Element data from apps and pages
○ ○ ○
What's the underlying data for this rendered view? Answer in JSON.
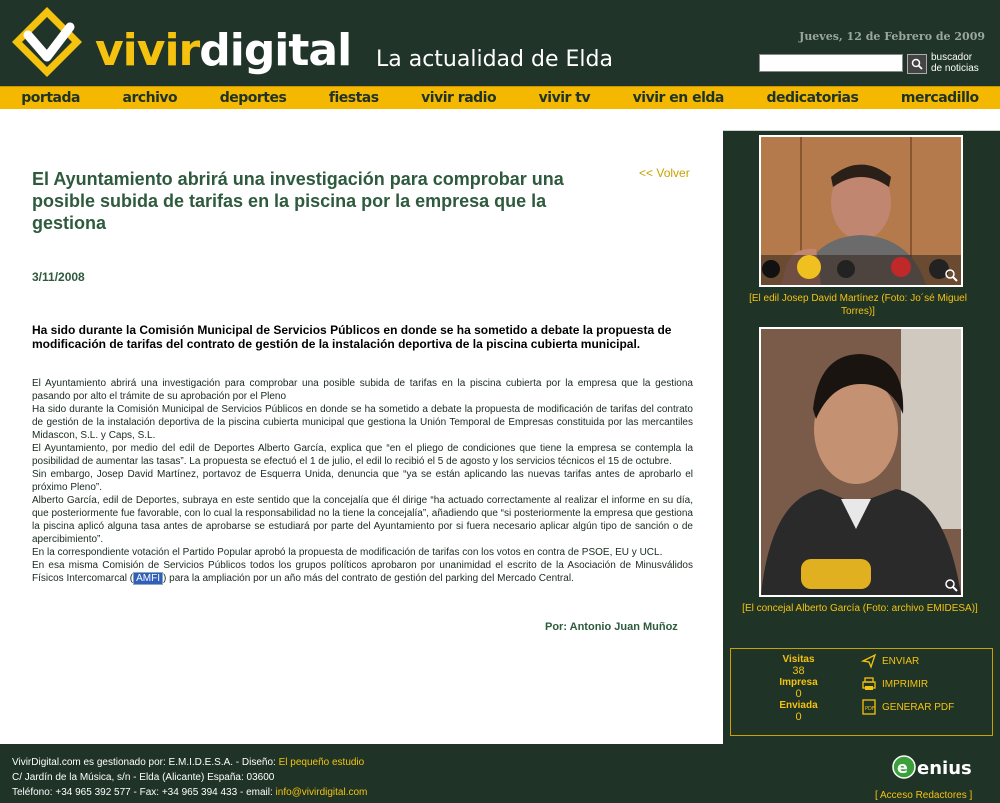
{
  "header": {
    "logo_text_a": "vivir",
    "logo_text_b": "digital",
    "tagline": "La actualidad de Elda",
    "date": "Jueves, 12 de Febrero de 2009",
    "search_placeholder": "",
    "search_label_1": "buscador",
    "search_label_2": "de noticias"
  },
  "nav": [
    "portada",
    "archivo",
    "deportes",
    "fiestas",
    "vivir radio",
    "vivir tv",
    "vivir en elda",
    "dedicatorias",
    "mercadillo"
  ],
  "article": {
    "title": "El Ayuntamiento abrirá una investigación para comprobar una posible subida de tarifas en la piscina por la empresa que la gestiona",
    "back": "<< Volver",
    "date": "3/11/2008",
    "lead": "Ha sido durante la Comisión Municipal de Servicios Públicos en donde se ha sometido a debate la propuesta de modificación de tarifas del contrato de gestión de la instalación deportiva de la piscina cubierta municipal.",
    "paragraphs": [
      "El Ayuntamiento abrirá una investigación para comprobar una posible subida de tarifas en la piscina cubierta por la empresa que la gestiona pasando por alto el trámite de su aprobación por el Pleno",
      "Ha sido durante la Comisión Municipal de Servicios Públicos en donde se ha sometido a debate la propuesta de modificación de tarifas del contrato de gestión de la instalación deportiva de la piscina cubierta municipal que gestiona la Unión Temporal de Empresas constituida por las mercantiles Midascon, S.L. y Caps, S.L.",
      "El Ayuntamiento, por medio del edil de Deportes Alberto García, explica que “en el pliego de condiciones que tiene la empresa se contempla la posibilidad de aumentar las tasas”. La propuesta se efectuó el 1 de julio, el edil lo recibió el 5 de agosto y los servicios técnicos el 15 de octubre.",
      "Sin embargo, Josep David Martínez, portavoz de Esquerra Unida, denuncia que “ya se están aplicando las nuevas tarifas antes de aprobarlo el próximo Pleno”.",
      "Alberto García, edil de Deportes, subraya en este sentido que la concejalía que él dirige “ha actuado correctamente al realizar el informe en su día, que posteriormente fue favorable, con lo cual la responsabilidad no la tiene la concejalía”, añadiendo que “si posteriormente la empresa que gestiona la piscina aplicó alguna tasa antes de aprobarse se estudiará por parte del Ayuntamiento por si fuera necesario aplicar algún tipo de sanción o de apercibimiento”.",
      "En la correspondiente votación el Partido Popular aprobó la propuesta de modificación de tarifas con los votos en contra de PSOE, EU y UCL."
    ],
    "last_a": "En esa misma Comisión de Servicios Públicos todos los grupos políticos aprobaron por unanimidad el escrito de la Asociación de Minusválidos Físicos Intercomarcal (",
    "last_hl": "AMFI",
    "last_b": ") para la ampliación por un año más del contrato de gestión del parking del Mercado Central.",
    "author": "Por: Antonio Juan Muñoz"
  },
  "sidebar": {
    "caption1": "[El edil Josep David Martínez (Foto: Jo´sé Miguel Torres)]",
    "caption2": "[El concejal Alberto García (Foto: archivo EMIDESA)]",
    "visitas_label": "Visitas",
    "visitas": "38",
    "impresa_label": "Impresa",
    "impresa": "0",
    "enviada_label": "Enviada",
    "enviada": "0",
    "enviar": "ENVIAR",
    "imprimir": "IMPRIMIR",
    "pdf": "GENERAR PDF"
  },
  "footer": {
    "line1": "VivirDigital.com es gestionado por: E.M.I.D.E.S.A. - Diseño: ",
    "studio": "El pequeño estudio",
    "line2": "C/ Jardín de la Música, s/n - Elda (Alicante) España: 03600",
    "line3": "Teléfono: +34 965 392 577 - Fax: +34 965 394 433 - email: ",
    "email": "info@vivirdigital.com",
    "enius": "enius",
    "access": "[ Acceso Redactores ]"
  },
  "colors": {
    "accent": "#f5b800",
    "bg": "#1f3327",
    "title": "#2e5a3e"
  }
}
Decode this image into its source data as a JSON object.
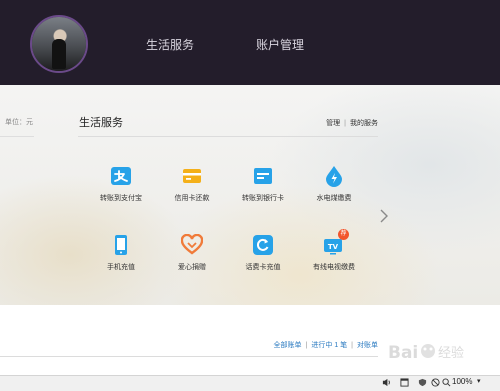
{
  "header": {
    "nav": [
      "生活服务",
      "账户管理"
    ]
  },
  "left_panel": {
    "unit_label": "单位：元"
  },
  "services_panel": {
    "title": "生活服务",
    "links": [
      "管理",
      "我的服务"
    ],
    "items": [
      {
        "label": "转账到支付宝",
        "icon": "alipay-transfer-icon",
        "color": "#27a2e8"
      },
      {
        "label": "信用卡还款",
        "icon": "credit-card-icon",
        "color": "#f4b019"
      },
      {
        "label": "转账到银行卡",
        "icon": "bank-card-icon",
        "color": "#27a2e8"
      },
      {
        "label": "水电煤缴费",
        "icon": "water-drop-icon",
        "color": "#27a2e8"
      },
      {
        "label": "手机充值",
        "icon": "mobile-phone-icon",
        "color": "#27a2e8"
      },
      {
        "label": "爱心捐赠",
        "icon": "heart-icon",
        "color": "#f07b3a"
      },
      {
        "label": "话费卡充值",
        "icon": "refresh-card-icon",
        "color": "#27a2e8"
      },
      {
        "label": "有线电视缴费",
        "icon": "tv-icon",
        "color": "#27a2e8",
        "badge": "荐"
      }
    ]
  },
  "bills": {
    "links": [
      "全部账单",
      "进行中 1 笔",
      "对账单"
    ]
  },
  "statusbar": {
    "zoom": "100%"
  },
  "watermark": {
    "text": "Baidu 经验"
  }
}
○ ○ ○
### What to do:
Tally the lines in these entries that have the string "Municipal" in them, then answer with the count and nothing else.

### Output below:
2